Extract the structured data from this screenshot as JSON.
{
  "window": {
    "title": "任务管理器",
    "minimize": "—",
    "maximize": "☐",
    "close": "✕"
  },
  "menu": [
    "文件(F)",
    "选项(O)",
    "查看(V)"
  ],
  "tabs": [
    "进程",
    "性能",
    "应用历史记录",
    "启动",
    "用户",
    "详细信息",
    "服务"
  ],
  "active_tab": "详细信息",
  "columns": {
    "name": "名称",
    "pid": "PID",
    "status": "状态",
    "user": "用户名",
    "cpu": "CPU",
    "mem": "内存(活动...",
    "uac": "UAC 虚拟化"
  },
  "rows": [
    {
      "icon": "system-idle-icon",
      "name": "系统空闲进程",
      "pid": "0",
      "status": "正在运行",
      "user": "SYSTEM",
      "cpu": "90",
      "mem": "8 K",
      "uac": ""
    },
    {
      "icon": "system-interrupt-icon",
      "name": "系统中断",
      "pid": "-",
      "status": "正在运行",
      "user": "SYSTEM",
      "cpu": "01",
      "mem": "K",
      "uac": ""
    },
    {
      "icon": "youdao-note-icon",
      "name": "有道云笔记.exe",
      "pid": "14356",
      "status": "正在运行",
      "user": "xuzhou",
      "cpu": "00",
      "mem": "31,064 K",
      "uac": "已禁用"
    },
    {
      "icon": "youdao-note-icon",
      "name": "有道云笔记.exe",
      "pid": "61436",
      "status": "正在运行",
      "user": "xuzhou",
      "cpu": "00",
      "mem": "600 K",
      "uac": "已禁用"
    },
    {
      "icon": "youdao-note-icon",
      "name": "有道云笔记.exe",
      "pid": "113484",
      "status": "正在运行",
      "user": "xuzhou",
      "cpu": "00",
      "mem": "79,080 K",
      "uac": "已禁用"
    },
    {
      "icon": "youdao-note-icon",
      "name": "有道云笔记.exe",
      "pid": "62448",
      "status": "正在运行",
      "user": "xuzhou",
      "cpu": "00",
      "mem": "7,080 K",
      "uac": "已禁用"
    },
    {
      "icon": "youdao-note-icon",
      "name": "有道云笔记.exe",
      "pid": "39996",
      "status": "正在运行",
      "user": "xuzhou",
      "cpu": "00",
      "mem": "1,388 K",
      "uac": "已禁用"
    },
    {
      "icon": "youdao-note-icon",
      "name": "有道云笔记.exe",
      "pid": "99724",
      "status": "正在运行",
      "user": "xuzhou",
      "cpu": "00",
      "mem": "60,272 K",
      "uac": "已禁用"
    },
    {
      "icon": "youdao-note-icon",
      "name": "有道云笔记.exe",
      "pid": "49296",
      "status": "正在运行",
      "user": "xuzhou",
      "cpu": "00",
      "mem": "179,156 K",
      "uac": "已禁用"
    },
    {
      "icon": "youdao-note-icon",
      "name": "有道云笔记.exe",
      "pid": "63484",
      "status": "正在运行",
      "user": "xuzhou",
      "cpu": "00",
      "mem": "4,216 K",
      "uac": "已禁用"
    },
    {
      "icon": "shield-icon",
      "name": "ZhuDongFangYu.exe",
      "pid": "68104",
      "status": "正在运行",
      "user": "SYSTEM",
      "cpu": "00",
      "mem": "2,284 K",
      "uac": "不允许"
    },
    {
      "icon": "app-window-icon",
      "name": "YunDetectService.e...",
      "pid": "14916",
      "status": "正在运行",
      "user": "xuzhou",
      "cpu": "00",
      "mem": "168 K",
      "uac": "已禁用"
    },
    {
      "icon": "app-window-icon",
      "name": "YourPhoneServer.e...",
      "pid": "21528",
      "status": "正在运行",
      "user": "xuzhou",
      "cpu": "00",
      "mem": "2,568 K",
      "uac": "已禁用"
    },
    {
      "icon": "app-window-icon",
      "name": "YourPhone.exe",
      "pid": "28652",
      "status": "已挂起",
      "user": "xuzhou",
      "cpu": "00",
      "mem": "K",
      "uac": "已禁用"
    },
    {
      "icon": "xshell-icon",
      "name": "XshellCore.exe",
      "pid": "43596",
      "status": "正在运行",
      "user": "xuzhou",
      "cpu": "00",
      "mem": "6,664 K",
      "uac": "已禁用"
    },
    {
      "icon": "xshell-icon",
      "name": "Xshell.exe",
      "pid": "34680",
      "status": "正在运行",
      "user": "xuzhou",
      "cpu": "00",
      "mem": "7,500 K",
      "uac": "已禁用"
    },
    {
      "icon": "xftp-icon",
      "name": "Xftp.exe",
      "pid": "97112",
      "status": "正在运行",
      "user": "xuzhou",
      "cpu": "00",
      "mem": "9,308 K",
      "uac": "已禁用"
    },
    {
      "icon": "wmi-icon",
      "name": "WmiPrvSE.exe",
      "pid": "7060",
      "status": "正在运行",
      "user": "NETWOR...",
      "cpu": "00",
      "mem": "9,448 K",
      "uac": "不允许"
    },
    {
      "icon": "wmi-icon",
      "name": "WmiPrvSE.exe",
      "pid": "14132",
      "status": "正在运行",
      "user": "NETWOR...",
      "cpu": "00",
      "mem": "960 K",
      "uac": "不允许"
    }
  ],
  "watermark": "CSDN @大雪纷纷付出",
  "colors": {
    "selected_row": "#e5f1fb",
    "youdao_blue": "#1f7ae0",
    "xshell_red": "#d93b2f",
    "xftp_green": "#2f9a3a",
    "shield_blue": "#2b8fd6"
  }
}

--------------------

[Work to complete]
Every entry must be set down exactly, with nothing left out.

[Task answer]
Extract the structured data from this screenshot as JSON.
{
  "window": {
    "title": "任务管理器",
    "minimize": "—",
    "maximize": "☐",
    "close": "✕"
  },
  "menu": [
    "文件(F)",
    "选项(O)",
    "查看(V)"
  ],
  "tabs": [
    "进程",
    "性能",
    "应用历史记录",
    "启动",
    "用户",
    "详细信息",
    "服务"
  ],
  "active_tab": "详细信息",
  "columns": {
    "name": "名称",
    "pid": "PID",
    "status": "状态",
    "user": "用户名",
    "cpu": "CPU",
    "mem": "内存(活动...",
    "uac": "UAC 虚拟化"
  },
  "rows": [
    {
      "icon": "system-idle-icon",
      "name": "系统空闲进程",
      "pid": "0",
      "status": "正在运行",
      "user": "SYSTEM",
      "cpu": "90",
      "mem": "8 K",
      "uac": ""
    },
    {
      "icon": "system-interrupt-icon",
      "name": "系统中断",
      "pid": "-",
      "status": "正在运行",
      "user": "SYSTEM",
      "cpu": "01",
      "mem": "K",
      "uac": ""
    },
    {
      "icon": "youdao-note-icon",
      "name": "有道云笔记.exe",
      "pid": "14356",
      "status": "正在运行",
      "user": "xuzhou",
      "cpu": "00",
      "mem": "31,064 K",
      "uac": "已禁用"
    },
    {
      "icon": "youdao-note-icon",
      "name": "有道云笔记.exe",
      "pid": "61436",
      "status": "正在运行",
      "user": "xuzhou",
      "cpu": "00",
      "mem": "600 K",
      "uac": "已禁用"
    },
    {
      "icon": "youdao-note-icon",
      "name": "有道云笔记.exe",
      "pid": "113484",
      "status": "正在运行",
      "user": "xuzhou",
      "cpu": "00",
      "mem": "79,080 K",
      "uac": "已禁用"
    },
    {
      "icon": "youdao-note-icon",
      "name": "有道云笔记.exe",
      "pid": "62448",
      "status": "正在运行",
      "user": "xuzhou",
      "cpu": "00",
      "mem": "7,080 K",
      "uac": "已禁用"
    },
    {
      "icon": "youdao-note-icon",
      "name": "有道云笔记.exe",
      "pid": "39996",
      "status": "正在运行",
      "user": "xuzhou",
      "cpu": "00",
      "mem": "1,388 K",
      "uac": "已禁用"
    },
    {
      "icon": "youdao-note-icon",
      "name": "有道云笔记.exe",
      "pid": "99724",
      "status": "正在运行",
      "user": "xuzhou",
      "cpu": "00",
      "mem": "60,272 K",
      "uac": "已禁用"
    },
    {
      "icon": "youdao-note-icon",
      "name": "有道云笔记.exe",
      "pid": "49296",
      "status": "正在运行",
      "user": "xuzhou",
      "cpu": "00",
      "mem": "179,156 K",
      "uac": "已禁用"
    },
    {
      "icon": "youdao-note-icon",
      "name": "有道云笔记.exe",
      "pid": "63484",
      "status": "正在运行",
      "user": "xuzhou",
      "cpu": "00",
      "mem": "4,216 K",
      "uac": "已禁用"
    },
    {
      "icon": "shield-icon",
      "name": "ZhuDongFangYu.exe",
      "pid": "68104",
      "status": "正在运行",
      "user": "SYSTEM",
      "cpu": "00",
      "mem": "2,284 K",
      "uac": "不允许"
    },
    {
      "icon": "app-window-icon",
      "name": "YunDetectService.e...",
      "pid": "14916",
      "status": "正在运行",
      "user": "xuzhou",
      "cpu": "00",
      "mem": "168 K",
      "uac": "已禁用"
    },
    {
      "icon": "app-window-icon",
      "name": "YourPhoneServer.e...",
      "pid": "21528",
      "status": "正在运行",
      "user": "xuzhou",
      "cpu": "00",
      "mem": "2,568 K",
      "uac": "已禁用"
    },
    {
      "icon": "app-window-icon",
      "name": "YourPhone.exe",
      "pid": "28652",
      "status": "已挂起",
      "user": "xuzhou",
      "cpu": "00",
      "mem": "K",
      "uac": "已禁用"
    },
    {
      "icon": "xshell-icon",
      "name": "XshellCore.exe",
      "pid": "43596",
      "status": "正在运行",
      "user": "xuzhou",
      "cpu": "00",
      "mem": "6,664 K",
      "uac": "已禁用"
    },
    {
      "icon": "xshell-icon",
      "name": "Xshell.exe",
      "pid": "34680",
      "status": "正在运行",
      "user": "xuzhou",
      "cpu": "00",
      "mem": "7,500 K",
      "uac": "已禁用"
    },
    {
      "icon": "xftp-icon",
      "name": "Xftp.exe",
      "pid": "97112",
      "status": "正在运行",
      "user": "xuzhou",
      "cpu": "00",
      "mem": "9,308 K",
      "uac": "已禁用"
    },
    {
      "icon": "wmi-icon",
      "name": "WmiPrvSE.exe",
      "pid": "7060",
      "status": "正在运行",
      "user": "NETWOR...",
      "cpu": "00",
      "mem": "9,448 K",
      "uac": "不允许"
    },
    {
      "icon": "wmi-icon",
      "name": "WmiPrvSE.exe",
      "pid": "14132",
      "status": "正在运行",
      "user": "NETWOR...",
      "cpu": "00",
      "mem": "960 K",
      "uac": "不允许"
    }
  ],
  "watermark": "CSDN @大雪纷纷付出",
  "colors": {
    "selected_row": "#e5f1fb",
    "youdao_blue": "#1f7ae0",
    "xshell_red": "#d93b2f",
    "xftp_green": "#2f9a3a",
    "shield_blue": "#2b8fd6"
  }
}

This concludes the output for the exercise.